Instruction books ain't what they used to be
Back in the golden days of film cameras, when a new SLR landed on my desk, the first thing I did was open the box, slip out the instruction manual, and then reseal the container.
• Large pictures
• Great diagrams
• Clean headings
• Large, easy-to-read text
• Thick, glossy paper
I'd save the grand opening for later that evening in the safety of my dining room, but on the train ride home earlier, I'd read the manual. Thanks to its colorful cover; heavy, glossy, durable paper; clear how-to instructional photos, drawings, and charts; and generous use of second color to increase graphic snap, I could slaver with anticipation for the main course, the camera itself yet to come.
Don't rely on most DSLR manuals today to give you the same glow. If you're the proud owner of a new camera, but you're not a digital techie, allow yourself plenty of time to sort through all the many DSLR accompaniments -- charger, battery, AC plug cord, AV cable, USB cable, lenscaps, neckstrap and one or two CDs with their own instructions. Add to that a massive camera instruction manual, or maybe two -- one in English, another, Spanish. There may also be a "How to Get Started" booklet which, by itself, won't usually satisfy you enough to make carrying it worthwhile.
Far be it from me to suggest you select a camera by its instruction book(s). In the best of circumstances, you'll hand-examine the camera at a store and choose wisely after comparing it with some also-rans.
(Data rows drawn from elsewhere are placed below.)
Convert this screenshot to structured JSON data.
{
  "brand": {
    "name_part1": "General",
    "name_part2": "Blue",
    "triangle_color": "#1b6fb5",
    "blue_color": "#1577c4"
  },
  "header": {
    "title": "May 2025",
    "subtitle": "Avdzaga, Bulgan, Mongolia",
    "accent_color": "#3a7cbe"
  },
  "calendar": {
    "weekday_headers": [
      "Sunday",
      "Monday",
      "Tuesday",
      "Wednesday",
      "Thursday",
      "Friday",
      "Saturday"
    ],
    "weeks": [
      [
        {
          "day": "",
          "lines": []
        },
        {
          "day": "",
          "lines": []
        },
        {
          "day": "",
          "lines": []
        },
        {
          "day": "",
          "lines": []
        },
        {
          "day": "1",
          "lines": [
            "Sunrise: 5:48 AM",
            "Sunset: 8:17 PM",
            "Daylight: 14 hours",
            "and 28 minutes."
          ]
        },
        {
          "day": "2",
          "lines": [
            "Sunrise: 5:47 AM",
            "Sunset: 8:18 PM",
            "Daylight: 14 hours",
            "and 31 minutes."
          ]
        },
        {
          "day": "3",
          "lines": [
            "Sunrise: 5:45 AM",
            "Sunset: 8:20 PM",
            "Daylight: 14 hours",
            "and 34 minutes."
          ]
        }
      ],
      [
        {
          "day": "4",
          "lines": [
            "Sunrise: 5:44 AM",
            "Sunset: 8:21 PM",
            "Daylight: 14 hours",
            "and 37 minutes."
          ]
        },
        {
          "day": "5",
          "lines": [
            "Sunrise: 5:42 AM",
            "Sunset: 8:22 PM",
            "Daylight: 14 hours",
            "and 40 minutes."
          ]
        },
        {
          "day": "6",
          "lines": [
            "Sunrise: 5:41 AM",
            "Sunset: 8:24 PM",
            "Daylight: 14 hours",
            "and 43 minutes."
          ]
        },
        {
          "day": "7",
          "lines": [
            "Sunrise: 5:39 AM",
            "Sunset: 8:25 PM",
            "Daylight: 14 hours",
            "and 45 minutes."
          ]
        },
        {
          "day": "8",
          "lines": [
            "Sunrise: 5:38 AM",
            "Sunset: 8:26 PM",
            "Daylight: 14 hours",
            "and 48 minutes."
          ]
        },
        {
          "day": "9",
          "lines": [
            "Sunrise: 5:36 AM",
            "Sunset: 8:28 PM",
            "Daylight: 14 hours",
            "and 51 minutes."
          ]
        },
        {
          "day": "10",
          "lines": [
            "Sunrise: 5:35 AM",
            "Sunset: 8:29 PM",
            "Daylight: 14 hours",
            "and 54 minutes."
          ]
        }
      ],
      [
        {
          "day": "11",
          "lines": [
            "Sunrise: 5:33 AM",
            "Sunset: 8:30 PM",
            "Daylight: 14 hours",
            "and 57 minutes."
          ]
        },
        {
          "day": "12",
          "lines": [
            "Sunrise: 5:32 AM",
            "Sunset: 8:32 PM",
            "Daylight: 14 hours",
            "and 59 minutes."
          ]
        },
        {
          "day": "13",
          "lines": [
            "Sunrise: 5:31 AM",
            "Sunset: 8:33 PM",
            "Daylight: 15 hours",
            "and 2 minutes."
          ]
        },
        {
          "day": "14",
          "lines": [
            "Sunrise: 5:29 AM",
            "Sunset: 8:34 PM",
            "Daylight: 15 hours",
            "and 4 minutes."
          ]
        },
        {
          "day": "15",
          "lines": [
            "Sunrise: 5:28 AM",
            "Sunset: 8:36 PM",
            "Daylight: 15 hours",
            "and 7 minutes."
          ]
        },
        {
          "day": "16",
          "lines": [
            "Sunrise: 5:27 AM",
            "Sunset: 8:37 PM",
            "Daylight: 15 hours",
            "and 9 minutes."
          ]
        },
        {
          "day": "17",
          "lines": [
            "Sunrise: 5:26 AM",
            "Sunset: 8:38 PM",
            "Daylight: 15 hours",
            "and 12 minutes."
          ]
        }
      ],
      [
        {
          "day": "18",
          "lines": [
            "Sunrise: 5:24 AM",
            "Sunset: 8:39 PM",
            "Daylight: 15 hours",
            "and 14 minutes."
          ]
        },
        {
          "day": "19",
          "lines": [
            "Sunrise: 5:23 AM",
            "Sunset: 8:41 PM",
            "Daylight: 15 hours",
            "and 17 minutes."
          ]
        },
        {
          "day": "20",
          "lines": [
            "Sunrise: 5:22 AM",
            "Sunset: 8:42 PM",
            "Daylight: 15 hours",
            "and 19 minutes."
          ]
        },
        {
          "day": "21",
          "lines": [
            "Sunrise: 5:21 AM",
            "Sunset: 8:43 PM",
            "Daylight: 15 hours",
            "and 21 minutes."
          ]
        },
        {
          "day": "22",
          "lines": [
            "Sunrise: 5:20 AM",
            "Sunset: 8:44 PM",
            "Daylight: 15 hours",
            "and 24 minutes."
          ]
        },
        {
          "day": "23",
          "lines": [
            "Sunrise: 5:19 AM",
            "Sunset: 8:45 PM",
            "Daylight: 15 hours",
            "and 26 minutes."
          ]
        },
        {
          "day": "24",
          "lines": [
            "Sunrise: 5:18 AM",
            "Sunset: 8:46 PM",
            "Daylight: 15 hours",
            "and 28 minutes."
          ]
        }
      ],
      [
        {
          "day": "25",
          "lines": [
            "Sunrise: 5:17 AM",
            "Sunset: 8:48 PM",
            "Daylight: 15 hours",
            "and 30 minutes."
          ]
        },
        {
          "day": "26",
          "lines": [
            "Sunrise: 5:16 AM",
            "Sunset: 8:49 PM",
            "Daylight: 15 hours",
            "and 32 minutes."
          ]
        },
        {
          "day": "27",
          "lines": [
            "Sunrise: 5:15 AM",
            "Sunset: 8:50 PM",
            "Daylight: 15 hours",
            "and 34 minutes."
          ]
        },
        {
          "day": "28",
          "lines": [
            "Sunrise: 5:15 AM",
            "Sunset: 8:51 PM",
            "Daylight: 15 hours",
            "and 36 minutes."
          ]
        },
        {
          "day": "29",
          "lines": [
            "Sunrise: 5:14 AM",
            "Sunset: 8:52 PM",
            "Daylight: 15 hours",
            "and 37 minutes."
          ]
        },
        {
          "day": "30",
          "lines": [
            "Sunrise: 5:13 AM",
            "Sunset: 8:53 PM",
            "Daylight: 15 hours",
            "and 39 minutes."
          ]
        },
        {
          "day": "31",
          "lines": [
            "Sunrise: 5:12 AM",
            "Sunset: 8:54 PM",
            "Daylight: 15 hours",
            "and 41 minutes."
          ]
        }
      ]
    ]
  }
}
If the quality and graphics of instruction books mean nothing in choosing a camera, why dwell on them? Because a good instruction book should be like the initial circus parade, orchestral overture, or sparkling book prelude. You deserve the fun of anticipation and later the satisfaction of pleasurable page-turning as you easily extract information. It's part of the promotional package that a camera maker should furnish to help snare you into becoming a part of its lens and accessory family.
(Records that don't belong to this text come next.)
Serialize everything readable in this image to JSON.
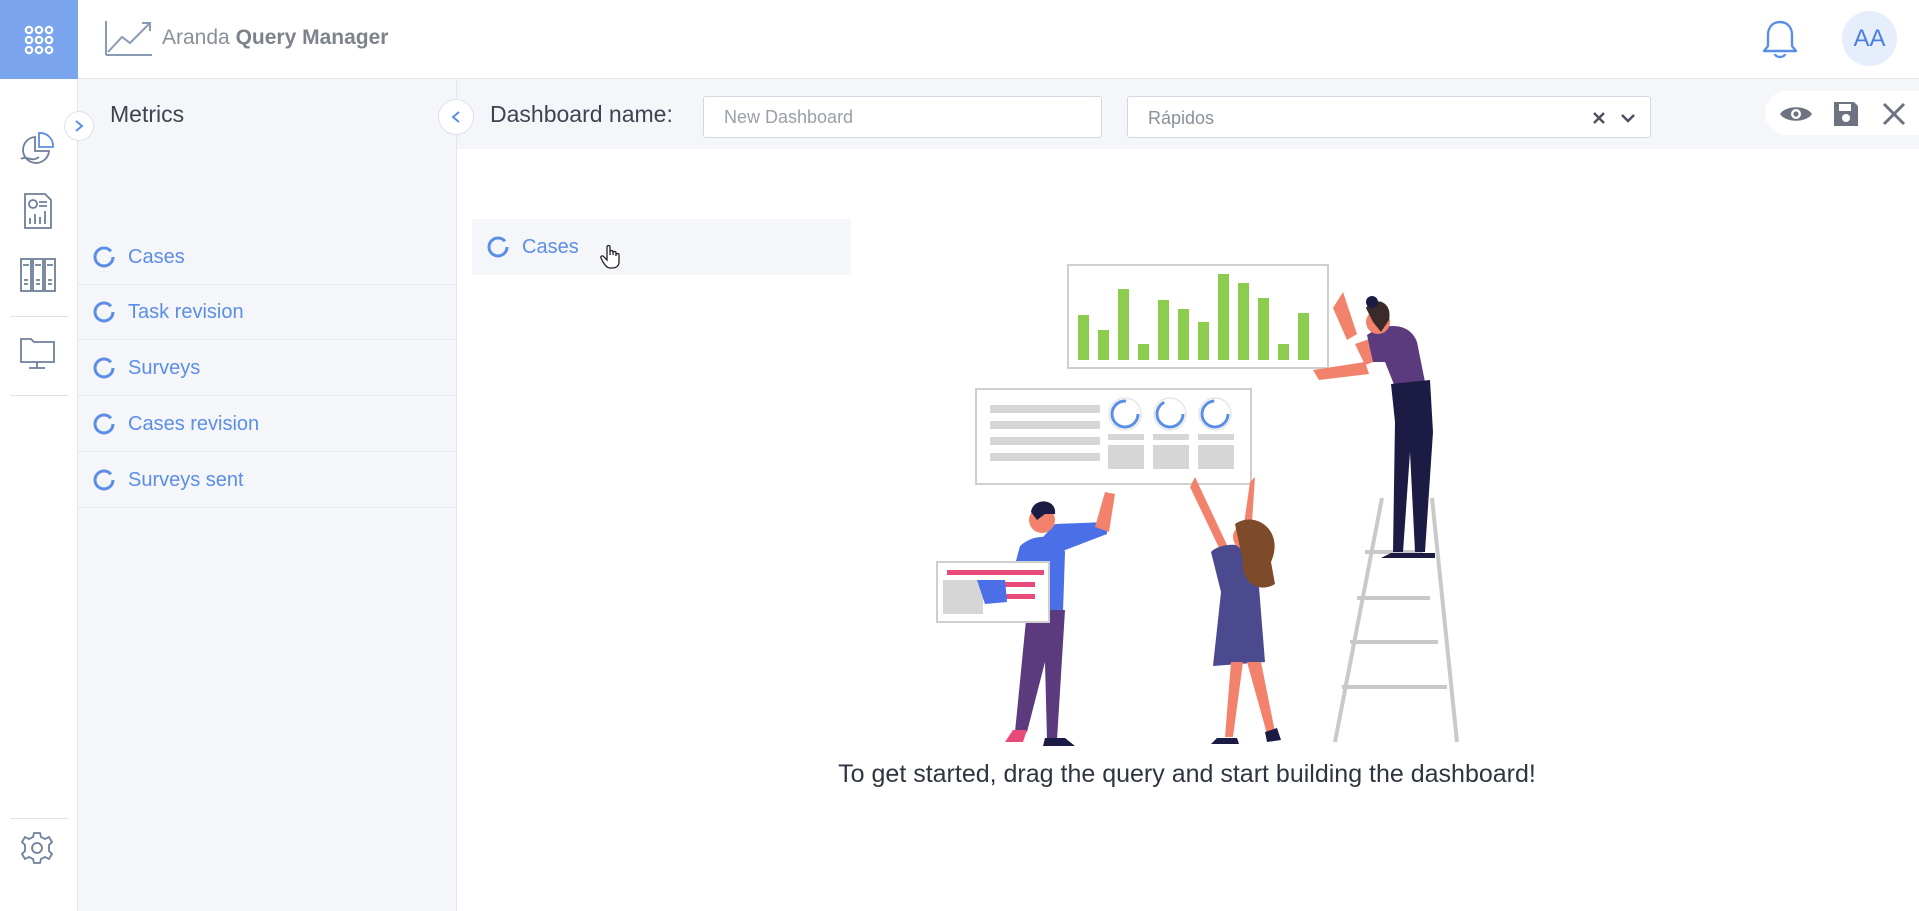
{
  "app": {
    "brand_prefix": "Aranda ",
    "brand_main": "Query Manager",
    "avatar_initials": "AA"
  },
  "colors": {
    "accent": "#7aa4ee",
    "link_blue": "#5b8ee6",
    "panel_bg": "#f4f6fa",
    "bar_green": "#8ccd4f"
  },
  "icons": {
    "apps": "apps-grid-icon",
    "notifications": "bell-icon",
    "rail": [
      "pie-chart-icon",
      "report-icon",
      "bookshelf-icon",
      "monitor-folder-icon",
      "settings-gear-icon"
    ]
  },
  "metrics": {
    "title": "Metrics",
    "items": [
      {
        "label": "Cases"
      },
      {
        "label": "Task revision"
      },
      {
        "label": "Surveys"
      },
      {
        "label": "Cases revision"
      },
      {
        "label": "Surveys sent"
      }
    ]
  },
  "toolbar": {
    "dashboard_label": "Dashboard name:",
    "name_placeholder": "New Dashboard",
    "name_value": "",
    "category_value": "Rápidos",
    "actions": [
      "preview-eye-icon",
      "save-disk-icon",
      "close-icon"
    ]
  },
  "canvas": {
    "dragged_item": "Cases",
    "hint": "To get started, drag the query and start building the dashboard!"
  }
}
A quick glance at a selection of camera instruction book covers of the past hint at what we've lost. Perusing the contents of these books provides numerous examples of eye-catching graphics and clear how-to info. Many also contain excellent full-page display photos showing what the camera can do.
Compare these oldies with today's DSLR instruction books. Covers are mostly a sea of white or gray. Within, too often, thin, matte paper, small and light type, no second color, and sometimes near-infinitesimal, black-and-white photos make these books dull boys. None of those I sampled contains a display photo shot with the camera it describes. That's probably a good thing, since the paper and printing could not do it justice.
• Tiny pictures
• Small, low-contrast type
• Crude diagrams
• No second color
• Headings too small
• Thin, matte paper
In partial defense of the booklet producers, creating today's necessarily monster-sized manuals -- some more than 200 pages and often in 6 or 7 languages -- for every DSLR model, is far more daunting and expensive than turning out the relatively simple film SLR equivalents, which needed but a fraction of the pages to cover models that had much longer selling lives. Still, I feel that camera makers ought to be able to enhance their manuals at reasonable cost.
To calm tyros intimidated by the sight of the full manual, some makers supply additional "Quick Start" booklets or foldout sheets. Graphically, most are far superior to the camera manuals, but their informational content may seem oddly incomplete. For instance, all explain how to insert the battery into the camera, but some don't explain that you must charge the battery first.
Many first-time DSLR buyers are also puzzled why the viewing image is blurry. They weren't told to adjust the diopter correction control. Other quickies explain the function of controls but not how to get started taking pictures. For that, you need the monster manual.
Can I offer any advice on how to tackle the big books? Use patience. Great patience.